The computer systems at Universal Health Services, which runs approximately 400 hospitals and care centers across the United States and the United Kingdom, recently experienced a massive ransomware attack, making it one of the largest medical cyberattacks in US history.
The number of ransomware attacks has grown significantly over the past few months, as cybercriminals look to cash in on security vulnerabilities emerging as a result of increased remote work practices.
In early April, near the start of the global pandemic, INTERPOL warned that it had detected a significant increase in ransomware attacks against hospitals and medical services engaged in the virus response.

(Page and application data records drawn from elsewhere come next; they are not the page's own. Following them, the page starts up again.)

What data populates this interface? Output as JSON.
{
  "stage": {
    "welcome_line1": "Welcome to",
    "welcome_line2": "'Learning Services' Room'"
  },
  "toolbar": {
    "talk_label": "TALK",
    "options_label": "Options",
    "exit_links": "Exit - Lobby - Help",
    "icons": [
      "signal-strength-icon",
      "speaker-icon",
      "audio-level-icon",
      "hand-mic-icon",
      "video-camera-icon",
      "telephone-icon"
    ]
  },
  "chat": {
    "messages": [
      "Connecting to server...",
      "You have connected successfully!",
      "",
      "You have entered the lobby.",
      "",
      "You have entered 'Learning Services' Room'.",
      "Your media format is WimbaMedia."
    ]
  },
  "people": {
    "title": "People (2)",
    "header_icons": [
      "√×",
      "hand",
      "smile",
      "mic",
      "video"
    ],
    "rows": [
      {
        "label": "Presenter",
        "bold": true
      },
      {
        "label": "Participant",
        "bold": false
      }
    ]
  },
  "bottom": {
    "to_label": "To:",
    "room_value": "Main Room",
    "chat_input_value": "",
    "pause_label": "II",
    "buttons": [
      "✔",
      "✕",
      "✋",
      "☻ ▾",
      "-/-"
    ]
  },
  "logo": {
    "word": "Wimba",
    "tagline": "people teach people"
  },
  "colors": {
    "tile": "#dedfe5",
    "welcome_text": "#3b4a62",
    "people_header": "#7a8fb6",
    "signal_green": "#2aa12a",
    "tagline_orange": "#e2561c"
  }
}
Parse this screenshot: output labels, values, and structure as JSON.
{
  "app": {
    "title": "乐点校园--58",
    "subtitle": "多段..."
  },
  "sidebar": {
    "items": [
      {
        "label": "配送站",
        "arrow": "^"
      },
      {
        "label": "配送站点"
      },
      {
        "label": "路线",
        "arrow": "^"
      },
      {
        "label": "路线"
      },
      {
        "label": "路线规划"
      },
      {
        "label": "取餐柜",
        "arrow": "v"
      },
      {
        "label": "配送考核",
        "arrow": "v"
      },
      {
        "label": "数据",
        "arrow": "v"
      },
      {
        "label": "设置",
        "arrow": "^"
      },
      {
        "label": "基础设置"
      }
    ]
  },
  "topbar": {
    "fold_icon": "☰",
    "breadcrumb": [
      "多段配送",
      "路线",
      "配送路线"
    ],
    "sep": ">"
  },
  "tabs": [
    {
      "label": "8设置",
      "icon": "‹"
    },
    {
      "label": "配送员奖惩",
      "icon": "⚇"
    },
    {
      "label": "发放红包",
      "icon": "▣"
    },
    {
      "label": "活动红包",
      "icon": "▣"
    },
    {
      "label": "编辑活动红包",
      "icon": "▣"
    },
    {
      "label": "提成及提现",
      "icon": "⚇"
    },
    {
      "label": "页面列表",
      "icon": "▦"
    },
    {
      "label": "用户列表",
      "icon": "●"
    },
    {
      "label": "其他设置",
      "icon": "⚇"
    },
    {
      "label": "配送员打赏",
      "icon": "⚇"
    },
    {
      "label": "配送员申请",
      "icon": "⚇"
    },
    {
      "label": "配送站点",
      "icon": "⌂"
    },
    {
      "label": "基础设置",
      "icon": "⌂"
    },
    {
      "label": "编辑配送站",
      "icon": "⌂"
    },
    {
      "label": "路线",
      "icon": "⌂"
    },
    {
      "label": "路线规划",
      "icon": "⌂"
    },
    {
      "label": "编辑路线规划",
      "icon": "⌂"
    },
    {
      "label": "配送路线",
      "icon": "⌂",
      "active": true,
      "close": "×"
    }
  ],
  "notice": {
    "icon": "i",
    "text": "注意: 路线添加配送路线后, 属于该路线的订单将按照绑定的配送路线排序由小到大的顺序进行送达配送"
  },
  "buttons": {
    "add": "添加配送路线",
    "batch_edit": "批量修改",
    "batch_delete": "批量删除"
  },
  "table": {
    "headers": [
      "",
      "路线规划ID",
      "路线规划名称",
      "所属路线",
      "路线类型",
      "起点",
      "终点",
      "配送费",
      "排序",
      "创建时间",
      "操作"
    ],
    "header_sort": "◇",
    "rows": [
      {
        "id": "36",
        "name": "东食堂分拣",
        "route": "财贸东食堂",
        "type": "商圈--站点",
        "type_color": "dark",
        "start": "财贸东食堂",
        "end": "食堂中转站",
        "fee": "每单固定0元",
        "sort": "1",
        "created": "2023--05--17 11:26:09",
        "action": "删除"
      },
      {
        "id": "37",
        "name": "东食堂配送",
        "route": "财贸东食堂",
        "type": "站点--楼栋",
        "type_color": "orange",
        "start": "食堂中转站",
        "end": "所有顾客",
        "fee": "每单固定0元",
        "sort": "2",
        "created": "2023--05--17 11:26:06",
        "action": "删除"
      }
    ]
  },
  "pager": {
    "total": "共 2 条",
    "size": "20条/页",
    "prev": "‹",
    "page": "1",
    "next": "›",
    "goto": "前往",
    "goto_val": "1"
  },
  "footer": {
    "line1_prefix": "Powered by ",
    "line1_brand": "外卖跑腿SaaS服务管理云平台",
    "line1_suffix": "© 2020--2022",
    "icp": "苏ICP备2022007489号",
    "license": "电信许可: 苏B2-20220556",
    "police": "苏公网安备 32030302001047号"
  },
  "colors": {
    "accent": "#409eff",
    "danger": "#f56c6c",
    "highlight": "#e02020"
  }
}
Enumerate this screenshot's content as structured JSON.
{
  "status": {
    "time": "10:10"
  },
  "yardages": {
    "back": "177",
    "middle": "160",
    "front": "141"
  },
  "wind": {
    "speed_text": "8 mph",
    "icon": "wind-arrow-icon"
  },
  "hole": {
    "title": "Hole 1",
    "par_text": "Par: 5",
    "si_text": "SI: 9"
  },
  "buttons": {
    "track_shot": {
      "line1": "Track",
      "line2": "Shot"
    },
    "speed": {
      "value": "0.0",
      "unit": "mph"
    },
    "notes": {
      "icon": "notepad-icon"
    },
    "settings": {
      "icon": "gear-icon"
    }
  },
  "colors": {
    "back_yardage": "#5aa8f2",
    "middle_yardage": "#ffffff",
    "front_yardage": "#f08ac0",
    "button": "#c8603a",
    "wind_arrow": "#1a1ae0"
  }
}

The following month, Fresenius, Europe’s largest private hospital operator that employs nearly 300,000 people across more than 100 countries, was hit with a ransomware attack on its technology systems. Hackers reportedly utilized the Snake ransomware to attack Fresenius. In September, police in Germany launched a homicide investigation after the death of a woman who was transferred to another hospital following a ransomware attack.
Meanwhile, the World Health Organization (WHO) revealed that it was experiencing double the usual number of cyberattacks against its systems, including hackers running malicious sites impersonating the WHO’s internal email system.
Ransomware is a type of malicious software that spreads across computer networks, encrypting files and demanding payment for a key to decrypt them. It’s become a common tactic for hackers, though attacks of this scale against medical facilities aren’t common.
“Not only has the number of ransomware attacks increased, but ransomware itself has evolved, with some of the most popular forms disappearing and new forms emerging. In some cases, these are even more disruptive and damaging,” said Juta Gurinaviciute, Chief Technology Officer at NordVPN Teams.
A computer virus could put people in serious danger if the target is a healthcare facility. Experts say old machines and outdated software at hospitals have contributed to the spread of ransomware. If the situation doesn’t improve, it could put patients’ safety into further jeopardy.
“The consequences can be grave. If an attack happens in the middle of a surgery, whatever machines are being used could go down, forcing medical staff to fall back on manual methods,” commented the NordVPN Teams expert. ‘“MRI machines, ventilators, and some types of microscopes — are computers too. Just like our laptops, those computers come with software that the developers have to support. When the machines become old and outdated, the people who made them might stop supporting them. That means that old software can become vulnerable to attacks.”
In many cases, hackers threaten to leak the data they’ve stolen if the victim doesn’t pay a ransom — something that might strike fear and pressure victims to give into the extortion demands.
Patient records can sell for up to $1,000 on the black market due to the amount of information found in the documents, including date of birth, credit card information, Social Security number, address and email. Social Security numbers can be purchased for as little as $1, and credit card information sells for up to $110.
Therefore, there should be a two-pronged approach — one that allows the organization to protect everything and also achieve HIPAA compliance. Attacks don’t just expose data, but also open the organization up to HIPAA and GDPR violations and fines, according to a global research and advisory firm Gartner.
As governments around the world attempt to address the public health crisis and contain the spread of COVID-19, there is a big chance criminals will continue to exploit this chaos, triggering subsequent spikes in cyberattacks against healthcare institutions. According to Ms. Gurinaviciute, healthcare organizations, especially those that run outdated technology, should expect these kinds of attacks to continue happening around the globe.
Seven Steps to Protect Organization’s Data
Cybersecurity doesn’t concern large hospitals or medical institutions exclusively, and general precautions should be taken in the medical industry regardless of institution size. Our NordVPN Teams experts suggest starting with the following:
- Ensuring security patches are applied as soon as possible helps prevent hackers from exploiting known vulnerabilities that help them gain a foothold in the network.
- Multi-factor authentication. Multi-factor authentication across the ecosystem can prevent hackers from moving across the network and gaining additional controls.
- Regular backups. Organizations should also regularly back up their systems, as well as test those backups on a regular basis as part of a recovery plan. If the worst happens and ransomware does infiltrate the network, there’s a known method of restoring it without the need to pay ransom to cybercriminals.
- Hospitals should conduct regular audits of their machines and segment their networks, so if one piece of the network is compromised, it doesn’t spread throughout the entire system.
- Remote access. Only secure virtual private network (VPN) connectivity should be allowed for remote access. In addition, only whitelisted IP addresses or device IDs should be allowed to access systems, as this will allow access to authorized users only.
- Treat every email with zero trust. Because of the remote work environment, the amount of information exchanged over the internet through virtual conferences and emails has skyrocketed. Establish a process that enables employees to report anything suspicious, and share regular updates and information about phishing emails.
- Security training. General security policies need to be drawn up and implemented, and staff have to be appropriately trained ad-hoc, whether remotely or in person.